Frontman Matt Healy perhaps isn’t aware that the Electoral Commission is not, in fact, the government (or believes that this is part of a wider conspiracy).

How do you make registering to vote in the EU Referendum cool? It sounds like something  from The Thick of It, but judging by the Electoral Commission’s latest TV ad for their new voting guide, this was a genuine question posed in their meetings this month. The finished product seems inspired by teen Tumblrs with its killer combination of secluded woodlands, vintage laundrettes and bright pink neon lighting.

But indie-pop band The 1975 saw a different inspiration for the advert: the campaign for their latest album, I Like It When You Sleep For You Are So Beautiful Yet So Unaware Of It (Yes, a title perhaps even more cumbersome than “The EU Referendum - You Can’t Miss It (Phase One)”).

Lead singer Matt Healy posted a picture of the guide with the caption “LOOK OUT KIDZ THE GOVERNMENT ARE STEALING OUR THOUGHTS!!” back on 17 May. The release of the TV spot only furthered Healy’s suspicions:

Healy perhaps isn’t aware that the Electoral Commission is not, in fact, the government (or believes that this is part of a wider conspiracy).

The 1975’s manager, Jamie Oborne, was similarly outraged.

Oborne added that he was particularly “disappointed” that the director for the band’s video for their song “Settle Down”, Nadia Marquard Otzen, also directed the Electoral Commission’s ad. But Otzen also directed the Electoral Commission’s visually similar Scottish Referendum campaign video, released back in September 2014: almost a year before The 1975 released the first promotional image for their album on Instagram on 2 June 2015.

Many were quick to point out that the band “didn’t invent neon lights”. The band know this. Their visual identity draws on an array of artists working with neon: Dan Flavin’s florescent lights, James Turrell’s “Raemar pink white”, Nathan Coley’s esoteric, and oddly-placed, Turner-shortlisted work, Bruce Nauman’s aphoristic signs, Chris Bracey’s neon pink colour palette, to just name a few – never mind the thousands of Tumblrs that undoubtedly inspired Healy’s aesthetics (their neon signs were exhibited at a show called Tumblr IRL). I see no reason why Otzen might not be similarly influenced by this artistic tradition.

Of course, The 1975 may be right: they have helped to popularise this particular vibe, moving it out of aesthetic corners of the internet and onto leaflets dropped through every letterbox in the country. But if mainstream organisations weren’t making vaguely cringeworthy attempts to jump on board a particular moment, how would we know it was cool at all?

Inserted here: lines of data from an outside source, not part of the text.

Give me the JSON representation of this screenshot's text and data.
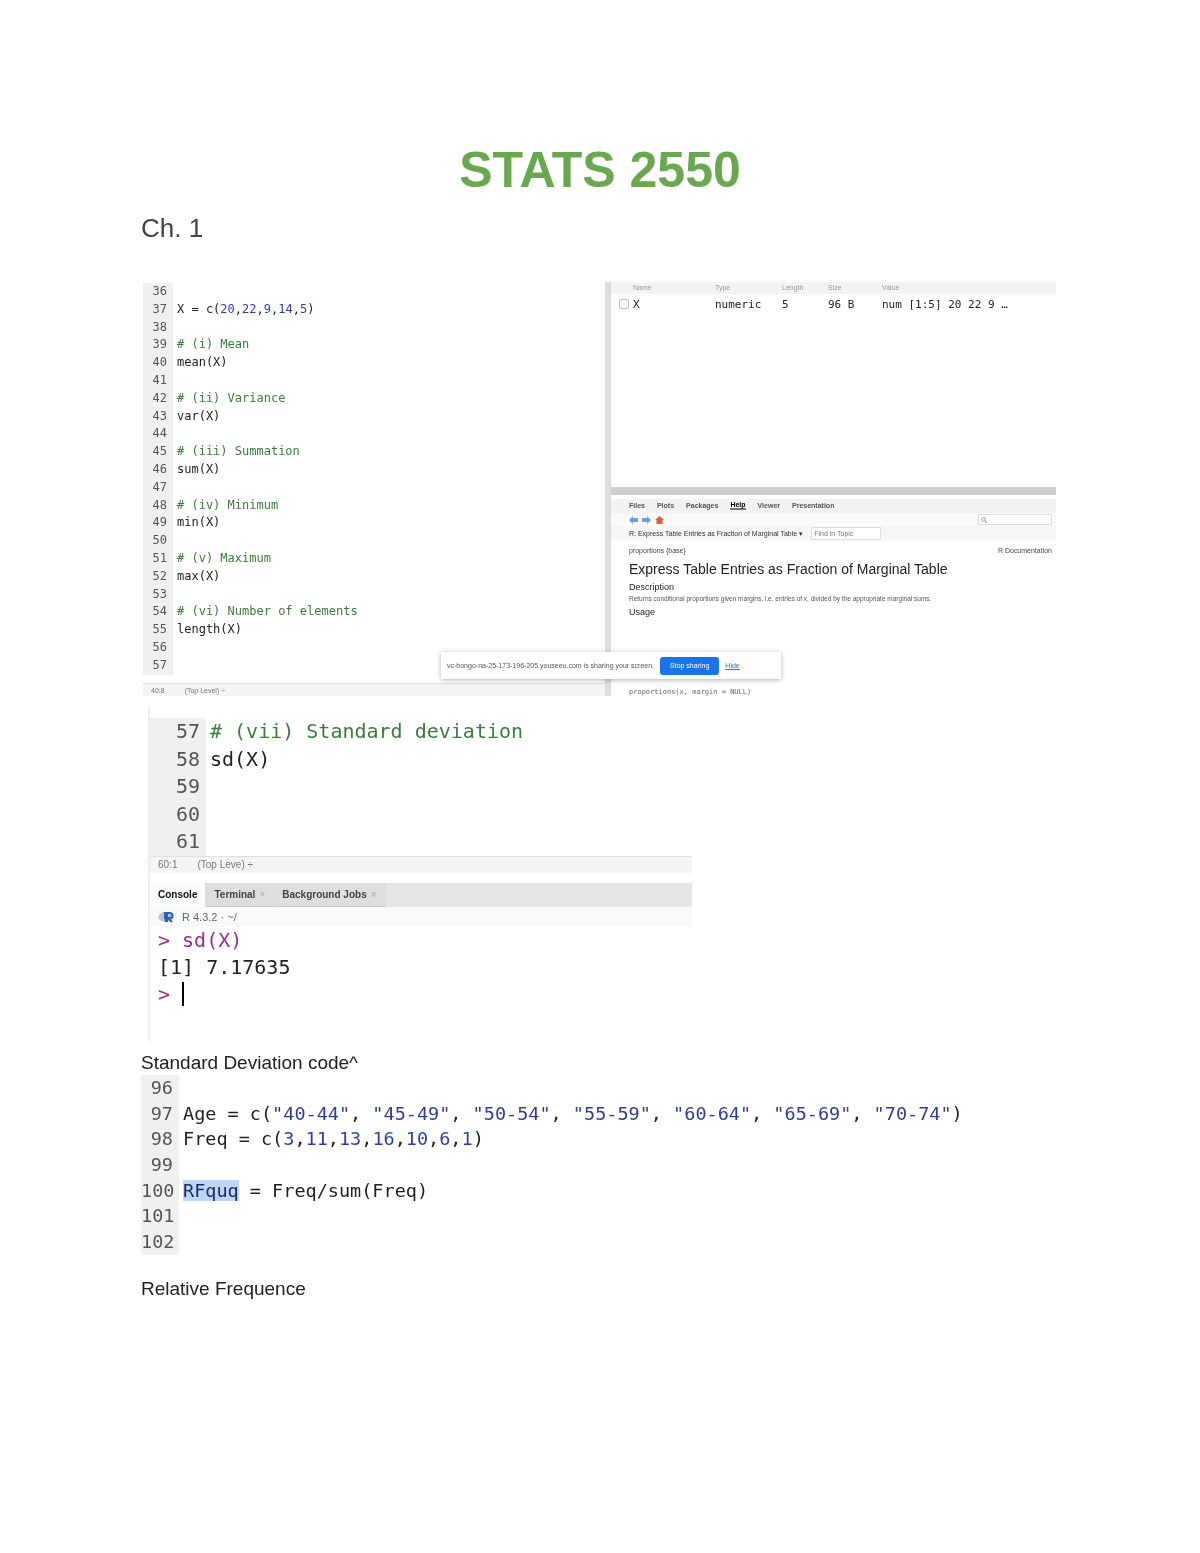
{
  "title": "STATS 2550",
  "chapter": "Ch. 1",
  "shot1": {
    "editor": {
      "lines": [
        {
          "number": "36"
        },
        {
          "number": "37",
          "tokens": [
            {
              "text": "X = c(",
              "kind": "plain"
            },
            {
              "text": "20",
              "kind": "num"
            },
            {
              "text": ",",
              "kind": "plain"
            },
            {
              "text": "22",
              "kind": "num"
            },
            {
              "text": ",",
              "kind": "plain"
            },
            {
              "text": "9",
              "kind": "num"
            },
            {
              "text": ",",
              "kind": "plain"
            },
            {
              "text": "14",
              "kind": "num"
            },
            {
              "text": ",",
              "kind": "plain"
            },
            {
              "text": "5",
              "kind": "num"
            },
            {
              "text": ")",
              "kind": "plain"
            }
          ]
        },
        {
          "number": "38"
        },
        {
          "number": "39",
          "tokens": [
            {
              "text": "# (i) Mean",
              "kind": "comment"
            }
          ]
        },
        {
          "number": "40",
          "tokens": [
            {
              "text": "mean(X)",
              "kind": "plain"
            }
          ]
        },
        {
          "number": "41"
        },
        {
          "number": "42",
          "tokens": [
            {
              "text": "# (ii) Variance",
              "kind": "comment"
            }
          ]
        },
        {
          "number": "43",
          "tokens": [
            {
              "text": "var(X)",
              "kind": "plain"
            }
          ]
        },
        {
          "number": "44"
        },
        {
          "number": "45",
          "tokens": [
            {
              "text": "# (iii) Summation",
              "kind": "comment"
            }
          ]
        },
        {
          "number": "46",
          "tokens": [
            {
              "text": "sum(X)",
              "kind": "plain"
            }
          ]
        },
        {
          "number": "47"
        },
        {
          "number": "48",
          "tokens": [
            {
              "text": "# (iv) Minimum",
              "kind": "comment"
            }
          ]
        },
        {
          "number": "49",
          "tokens": [
            {
              "text": "min(X)",
              "kind": "plain"
            }
          ]
        },
        {
          "number": "50"
        },
        {
          "number": "51",
          "tokens": [
            {
              "text": "# (v) Maximum",
              "kind": "comment"
            }
          ]
        },
        {
          "number": "52",
          "tokens": [
            {
              "text": "max(X)",
              "kind": "plain"
            }
          ]
        },
        {
          "number": "53"
        },
        {
          "number": "54",
          "tokens": [
            {
              "text": "# (vi) Number of elements",
              "kind": "comment"
            }
          ]
        },
        {
          "number": "55",
          "tokens": [
            {
              "text": "length(X)",
              "kind": "plain"
            }
          ]
        },
        {
          "number": "56"
        },
        {
          "number": "57"
        }
      ],
      "position": "40:8",
      "scope": "(Top Level) ÷"
    },
    "environment": {
      "columns": [
        "Name",
        "Type",
        "Length",
        "Size",
        "Value"
      ],
      "rows": [
        {
          "checked": false,
          "cells": [
            "X",
            "numeric",
            "5",
            "96 B",
            "num [1:5] 20 22 9 …"
          ]
        }
      ]
    },
    "pane_tabs": [
      {
        "label": "Files",
        "selected": false
      },
      {
        "label": "Plots",
        "selected": false
      },
      {
        "label": "Packages",
        "selected": false
      },
      {
        "label": "Help",
        "selected": true
      },
      {
        "label": "Viewer",
        "selected": false
      },
      {
        "label": "Presentation",
        "selected": false
      }
    ],
    "help": {
      "topic": "R: Express Table Entries as Fraction of Marginal Table ▾",
      "find_placeholder": "Find in Topic",
      "package": "proportions {base}",
      "doc_label": "R Documentation",
      "heading": "Express Table Entries as Fraction of Marginal Table",
      "description_title": "Description",
      "description": "Returns conditional proportions given margins, i.e. entries of x, divided by the appropriate marginal sums.",
      "usage_title": "Usage",
      "usage": "proportions(x, margin = NULL)"
    },
    "sharing": {
      "message": "vc-bongo-na-25-173-196-205.youseeu.com is sharing your screen.",
      "stop": "Stop sharing",
      "hide": "Hide"
    }
  },
  "shot2": {
    "editor": {
      "lines": [
        {
          "number": "57",
          "tokens": [
            {
              "text": "# (vii) Standard deviation",
              "kind": "comment"
            }
          ]
        },
        {
          "number": "58",
          "tokens": [
            {
              "text": "sd(X)",
              "kind": "plain"
            }
          ]
        },
        {
          "number": "59"
        },
        {
          "number": "60"
        },
        {
          "number": "61"
        }
      ],
      "position": "60:1",
      "scope": "(Top Leve) ÷"
    },
    "console_tabs": [
      {
        "label": "Console",
        "selected": true
      },
      {
        "label": "Terminal",
        "selected": false,
        "close": "×"
      },
      {
        "label": "Background Jobs",
        "selected": false,
        "close": "×"
      }
    ],
    "r_version": "R 4.3.2 · ~/",
    "console": [
      {
        "kind": "input",
        "prompt": ">",
        "text": "sd(X)"
      },
      {
        "kind": "output",
        "text": "[1] 7.17635"
      },
      {
        "kind": "input",
        "prompt": ">"
      }
    ]
  },
  "caption1": "Standard Deviation code^",
  "shot3": {
    "lines": [
      {
        "number": "96"
      },
      {
        "number": "97",
        "tokens": [
          {
            "text": "Age = c(",
            "kind": "plain"
          },
          {
            "text": "\"40-44\"",
            "kind": "str"
          },
          {
            "text": ", ",
            "kind": "plain"
          },
          {
            "text": "\"45-49\"",
            "kind": "str"
          },
          {
            "text": ", ",
            "kind": "plain"
          },
          {
            "text": "\"50-54\"",
            "kind": "str"
          },
          {
            "text": ", ",
            "kind": "plain"
          },
          {
            "text": "\"55-59\"",
            "kind": "str"
          },
          {
            "text": ", ",
            "kind": "plain"
          },
          {
            "text": "\"60-64\"",
            "kind": "str"
          },
          {
            "text": ", ",
            "kind": "plain"
          },
          {
            "text": "\"65-69\"",
            "kind": "str"
          },
          {
            "text": ", ",
            "kind": "plain"
          },
          {
            "text": "\"70-74\"",
            "kind": "str"
          },
          {
            "text": ")",
            "kind": "plain"
          }
        ]
      },
      {
        "number": "98",
        "tokens": [
          {
            "text": "Freq = c(",
            "kind": "plain"
          },
          {
            "text": "3",
            "kind": "num"
          },
          {
            "text": ",",
            "kind": "plain"
          },
          {
            "text": "11",
            "kind": "num"
          },
          {
            "text": ",",
            "kind": "plain"
          },
          {
            "text": "13",
            "kind": "num"
          },
          {
            "text": ",",
            "kind": "plain"
          },
          {
            "text": "16",
            "kind": "num"
          },
          {
            "text": ",",
            "kind": "plain"
          },
          {
            "text": "10",
            "kind": "num"
          },
          {
            "text": ",",
            "kind": "plain"
          },
          {
            "text": "6",
            "kind": "num"
          },
          {
            "text": ",",
            "kind": "plain"
          },
          {
            "text": "1",
            "kind": "num"
          },
          {
            "text": ")",
            "kind": "plain"
          }
        ]
      },
      {
        "number": "99"
      },
      {
        "number": "100",
        "tokens": [
          {
            "text": "RFquq",
            "kind": "highlight"
          },
          {
            "text": " = Freq/sum(Freq)",
            "kind": "plain"
          }
        ]
      },
      {
        "number": "101"
      },
      {
        "number": "102"
      }
    ]
  },
  "caption2": "Relative Frequence"
}
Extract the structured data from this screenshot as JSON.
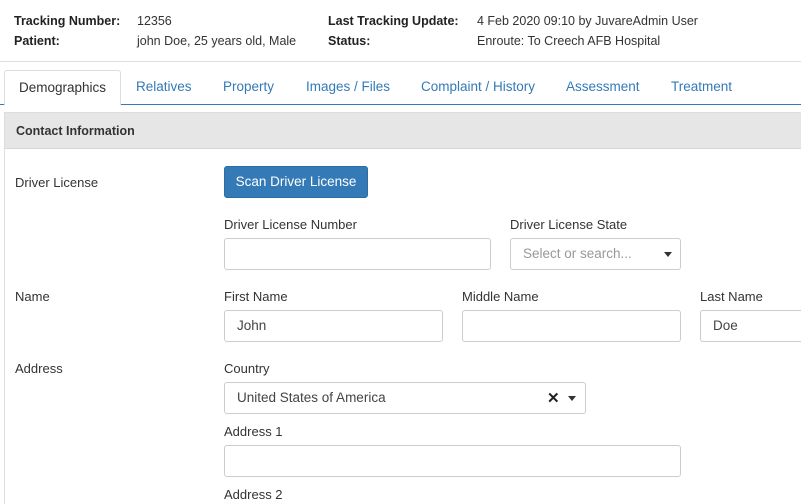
{
  "header": {
    "tracking_number_label": "Tracking Number:",
    "tracking_number_value": "12356",
    "patient_label": "Patient:",
    "patient_value": "john Doe, 25 years old, Male",
    "last_update_label": "Last Tracking Update:",
    "last_update_value": "4 Feb 2020 09:10 by JuvareAdmin User",
    "status_label": "Status:",
    "status_value": "Enroute: To Creech AFB Hospital"
  },
  "tabs": [
    {
      "label": "Demographics",
      "active": true
    },
    {
      "label": "Relatives"
    },
    {
      "label": "Property"
    },
    {
      "label": "Images / Files"
    },
    {
      "label": "Complaint / History"
    },
    {
      "label": "Assessment"
    },
    {
      "label": "Treatment"
    }
  ],
  "panel": {
    "title": "Contact Information"
  },
  "driver_license": {
    "row_label": "Driver License",
    "scan_button": "Scan Driver License",
    "number_label": "Driver License Number",
    "number_value": "",
    "state_label": "Driver License State",
    "state_placeholder": "Select or search..."
  },
  "name": {
    "row_label": "Name",
    "first_label": "First Name",
    "first_value": "John",
    "middle_label": "Middle Name",
    "middle_value": "",
    "last_label": "Last Name",
    "last_value": "Doe"
  },
  "address": {
    "row_label": "Address",
    "country_label": "Country",
    "country_value": "United States of America",
    "address1_label": "Address 1",
    "address1_value": "",
    "address2_label": "Address 2"
  },
  "colors": {
    "accent": "#337ab7",
    "panel_header_bg": "#e6e6e6"
  }
}
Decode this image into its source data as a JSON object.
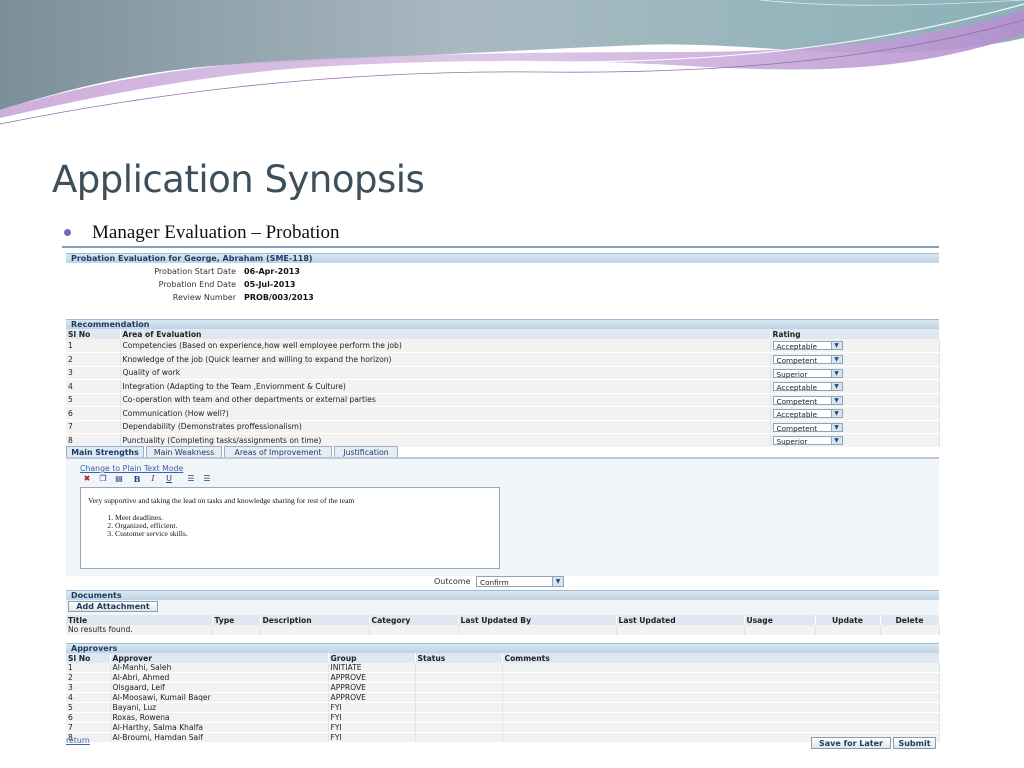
{
  "slide": {
    "title": "Application Synopsis",
    "bullet": "Manager  Evaluation – Probation"
  },
  "form": {
    "header_title": "Probation Evaluation for George, Abraham (SME-118)",
    "fields": [
      {
        "label": "Probation Start Date",
        "value": "06-Apr-2013"
      },
      {
        "label": "Probation End Date",
        "value": "05-Jul-2013"
      },
      {
        "label": "Review Number",
        "value": "PROB/003/2013"
      }
    ]
  },
  "recommendation": {
    "title": "Recommendation",
    "columns": [
      "Sl No",
      "Area of Evaluation",
      "Rating"
    ],
    "rows": [
      {
        "no": "1",
        "area": "Competencies (Based on experience,how well employee perform the job)",
        "rating": "Acceptable"
      },
      {
        "no": "2",
        "area": "Knowledge of the job (Quick learner and willing to expand the horizon)",
        "rating": "Competent"
      },
      {
        "no": "3",
        "area": "Quality of work",
        "rating": "Superior"
      },
      {
        "no": "4",
        "area": "Integration (Adapting to the Team ,Enviornment & Culture)",
        "rating": "Acceptable"
      },
      {
        "no": "5",
        "area": "Co-operation with team and other departments or external parties",
        "rating": "Competent"
      },
      {
        "no": "6",
        "area": "Communication (How well?)",
        "rating": "Acceptable"
      },
      {
        "no": "7",
        "area": "Dependability (Demonstrates proffessionalism)",
        "rating": "Competent"
      },
      {
        "no": "8",
        "area": "Punctuality (Completing tasks/assignments on time)",
        "rating": "Superior"
      }
    ]
  },
  "tabs": [
    "Main Strengths",
    "Main Weakness",
    "Areas of Improvement",
    "Justification"
  ],
  "editor": {
    "mode_link": "Change to Plain Text Mode",
    "toolbar_bold": "B",
    "toolbar_italic": "I",
    "toolbar_underline": "U",
    "intro": "Very supportive and taking the lead on tasks and knowledge sharing for rest of the team",
    "items": [
      "Meet deadlines.",
      "Organized, efficient.",
      "Customer service skills."
    ]
  },
  "outcome": {
    "label": "Outcome",
    "value": "Confirm"
  },
  "documents": {
    "title": "Documents",
    "add_button": "Add Attachment",
    "columns": [
      "Title",
      "Type",
      "Description",
      "Category",
      "Last Updated By",
      "Last Updated",
      "Usage",
      "Update",
      "Delete"
    ],
    "empty": "No results found."
  },
  "approvers": {
    "title": "Approvers",
    "columns": [
      "Sl No",
      "Approver",
      "Group",
      "Status",
      "Comments"
    ],
    "rows": [
      {
        "no": "1",
        "name": "Al-Manhi, Saleh",
        "group": "INITIATE"
      },
      {
        "no": "2",
        "name": "Al-Abri, Ahmed",
        "group": "APPROVE"
      },
      {
        "no": "3",
        "name": "Olsgaard, Leif",
        "group": "APPROVE"
      },
      {
        "no": "4",
        "name": "Al-Moosawi, Kumail Baqer",
        "group": "APPROVE"
      },
      {
        "no": "5",
        "name": "Bayani, Luz",
        "group": "FYI"
      },
      {
        "no": "6",
        "name": "Roxas, Rowena",
        "group": "FYI"
      },
      {
        "no": "7",
        "name": "Al-Harthy, Salma Khalfa",
        "group": "FYI"
      },
      {
        "no": "8",
        "name": "Al-Broumi, Hamdan Saif",
        "group": "FYI"
      }
    ]
  },
  "footer": {
    "return_link": "return",
    "save_button": "Save for Later",
    "submit_button": "Submit"
  }
}
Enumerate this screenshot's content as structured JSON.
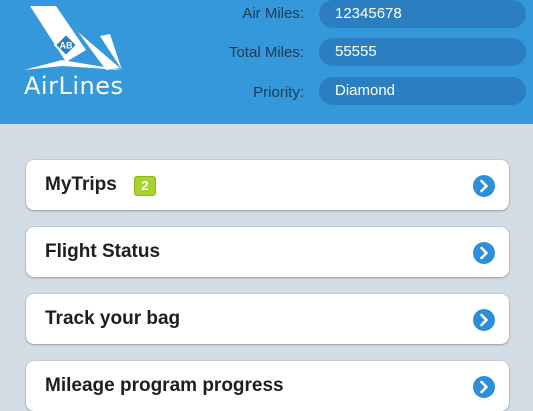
{
  "brand": {
    "name": "AirLines",
    "emblem": "AB"
  },
  "account": {
    "air_miles_label": "Air Miles:",
    "air_miles_value": "12345678",
    "total_miles_label": "Total Miles:",
    "total_miles_value": "55555",
    "priority_label": "Priority:",
    "priority_value": "Diamond"
  },
  "menu": {
    "items": [
      {
        "label": "MyTrips",
        "badge": "2",
        "icon": "chevron-right-icon"
      },
      {
        "label": "Flight Status",
        "icon": "chevron-right-icon"
      },
      {
        "label": "Track your bag",
        "icon": "chevron-right-icon"
      },
      {
        "label": "Mileage program progress",
        "icon": "chevron-right-icon"
      }
    ]
  },
  "colors": {
    "header_bg": "#3498db",
    "field_bg": "#2b7fc0",
    "page_bg": "#d4dde5",
    "badge_bg": "#a7d230",
    "chevron": "#2e8fd8"
  }
}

Anna Leszkiewicz is a pop culture writer at the New Statesman.